Activity
Please repeat the records exactly. The pictures are to be left out.

Web page and app entries
┄┄┄┄┄┄┄┄┄┄┄┄┄┄┄┄┄┄┄┄
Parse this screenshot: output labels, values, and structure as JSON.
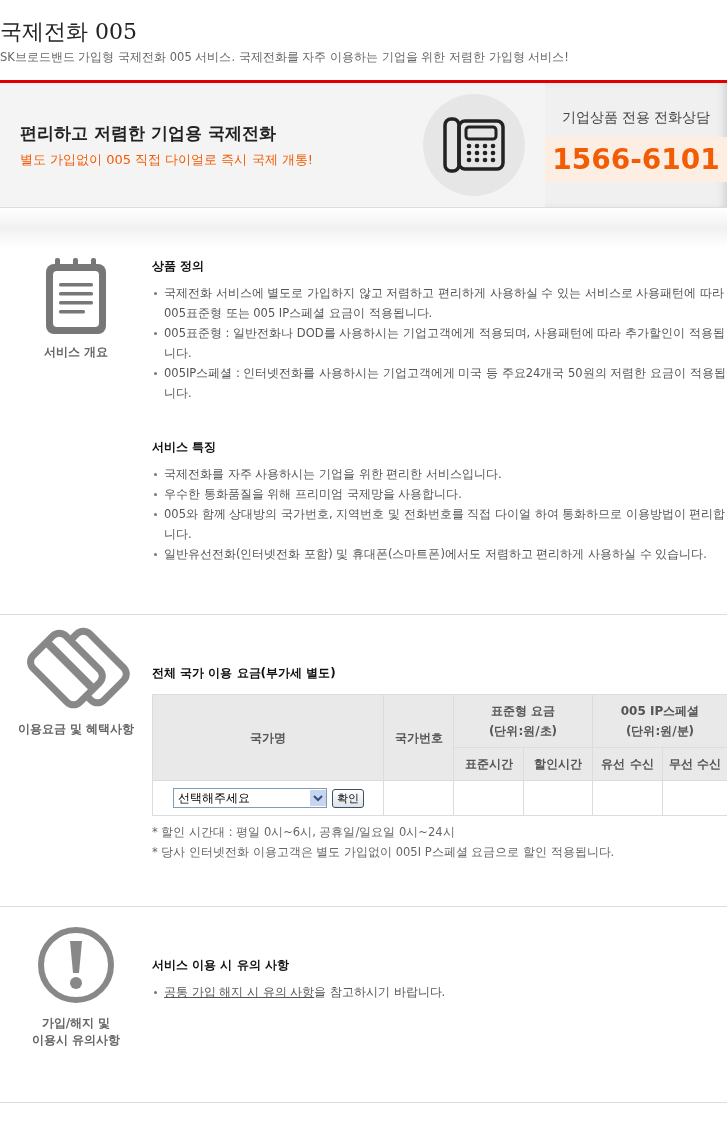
{
  "header": {
    "title": "국제전화 005",
    "subtitle": "SK브로드밴드 가입형 국제전화 005 서비스. 국제전화를 자주 이용하는 기업을 위한 저렴한 가입형 서비스!"
  },
  "banner": {
    "headline": "편리하고 저렴한 기업용 국제전화",
    "subline": "별도 가입없이 005 직접 다이얼로 즉시 국제 개통!",
    "contact_label": "기업상품 전용 전화상담",
    "phone": "1566-6101"
  },
  "sections": [
    {
      "kind": "overview",
      "icon_label": "서비스 개요",
      "blocks": [
        {
          "heading": "상품 정의",
          "items": [
            "국제전화 서비스에 별도로 가입하지 않고 저렴하고 편리하게 사용하실 수 있는 서비스로 사용패턴에 따라 005표준형 또는 005 IP스페셜 요금이 적용됩니다.",
            "005표준형 : 일반전화나 DOD를 사용하시는 기업고객에게 적용되며, 사용패턴에 따라 추가할인이 적용됩니다.",
            "005IP스페셜 : 인터넷전화를 사용하시는 기업고객에게 미국 등 주요24개국 50원의 저렴한 요금이 적용됩니다."
          ]
        },
        {
          "heading": "서비스 특징",
          "items": [
            "국제전화를 자주 사용하시는 기업을 위한 편리한 서비스입니다.",
            "우수한 통화품질을 위해 프리미엄 국제망을 사용합니다.",
            "005와 함께 상대방의 국가번호, 지역번호 및 전화번호를 직접 다이얼 하여 통화하므로 이용방법이 편리합니다.",
            "일반유선전화(인터넷전화 포함) 및 휴대폰(스마트폰)에서도 저렴하고 편리하게 사용하실 수 있습니다."
          ]
        }
      ]
    },
    {
      "kind": "fees",
      "icon_label": "이용요금 및 혜택사항",
      "heading": "전체 국가 이용 요금(부가세 별도)",
      "table": {
        "country_header": "국가명",
        "code_header": "국가번호",
        "groups": [
          {
            "label": "표준형 요금",
            "unit": "(단위:원/초)",
            "subcolumns": [
              "표준시간",
              "할인시간"
            ]
          },
          {
            "label": "005 IP스페셜",
            "unit": "(단위:원/분)",
            "subcolumns": [
              "유선 수신",
              "무선 수신"
            ]
          }
        ],
        "select_value": "선택해주세요",
        "confirm_button": "확인"
      },
      "notes": [
        "* 할인 시간대 : 평일 0시~6시, 공휴일/일요일 0시~24시",
        "* 당사 인터넷전화 이용고객은 별도 가입없이 005I P스페셜 요금으로 할인 적용됩니다."
      ]
    },
    {
      "kind": "notice",
      "icon_label": "가입/해지 및\n이용시 유의사항",
      "heading": "서비스 이용 시 유의 사항",
      "link": "공통 가입 해지 시 유의 사항",
      "after_link": "을 참고하시기 바랍니다."
    }
  ]
}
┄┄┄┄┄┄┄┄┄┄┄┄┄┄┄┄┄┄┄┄
Result
Parse this screenshot: output labels, values, and structure as JSON.
{
  "header": {
    "title": "국제전화 005",
    "subtitle": "SK브로드밴드 가입형 국제전화 005 서비스. 국제전화를 자주 이용하는 기업을 위한 저렴한 가입형 서비스!"
  },
  "banner": {
    "headline": "편리하고 저렴한 기업용 국제전화",
    "subline": "별도 가입없이 005 직접 다이얼로 즉시 국제 개통!",
    "contact_label": "기업상품 전용 전화상담",
    "phone": "1566-6101"
  },
  "sections": [
    {
      "kind": "overview",
      "icon_label": "서비스 개요",
      "blocks": [
        {
          "heading": "상품 정의",
          "items": [
            "국제전화 서비스에 별도로 가입하지 않고 저렴하고 편리하게 사용하실 수 있는 서비스로 사용패턴에 따라 005표준형 또는 005 IP스페셜 요금이 적용됩니다.",
            "005표준형 : 일반전화나 DOD를 사용하시는 기업고객에게 적용되며, 사용패턴에 따라 추가할인이 적용됩니다.",
            "005IP스페셜 : 인터넷전화를 사용하시는 기업고객에게 미국 등 주요24개국 50원의 저렴한 요금이 적용됩니다."
          ]
        },
        {
          "heading": "서비스 특징",
          "items": [
            "국제전화를 자주 사용하시는 기업을 위한 편리한 서비스입니다.",
            "우수한 통화품질을 위해 프리미엄 국제망을 사용합니다.",
            "005와 함께 상대방의 국가번호, 지역번호 및 전화번호를 직접 다이얼 하여 통화하므로 이용방법이 편리합니다.",
            "일반유선전화(인터넷전화 포함) 및 휴대폰(스마트폰)에서도 저렴하고 편리하게 사용하실 수 있습니다."
          ]
        }
      ]
    },
    {
      "kind": "fees",
      "icon_label": "이용요금 및 혜택사항",
      "heading": "전체 국가 이용 요금(부가세 별도)",
      "table": {
        "country_header": "국가명",
        "code_header": "국가번호",
        "groups": [
          {
            "label": "표준형 요금",
            "unit": "(단위:원/초)",
            "subcolumns": [
              "표준시간",
              "할인시간"
            ]
          },
          {
            "label": "005 IP스페셜",
            "unit": "(단위:원/분)",
            "subcolumns": [
              "유선 수신",
              "무선 수신"
            ]
          }
        ],
        "select_value": "선택해주세요",
        "confirm_button": "확인"
      },
      "notes": [
        "* 할인 시간대 : 평일 0시~6시, 공휴일/일요일 0시~24시",
        "* 당사 인터넷전화 이용고객은 별도 가입없이 005I P스페셜 요금으로 할인 적용됩니다."
      ]
    },
    {
      "kind": "notice",
      "icon_label": "가입/해지 및\n이용시 유의사항",
      "heading": "서비스 이용 시 유의 사항",
      "link": "공통 가입 해지 시 유의 사항",
      "after_link": "을 참고하시기 바랍니다."
    }
  ]
}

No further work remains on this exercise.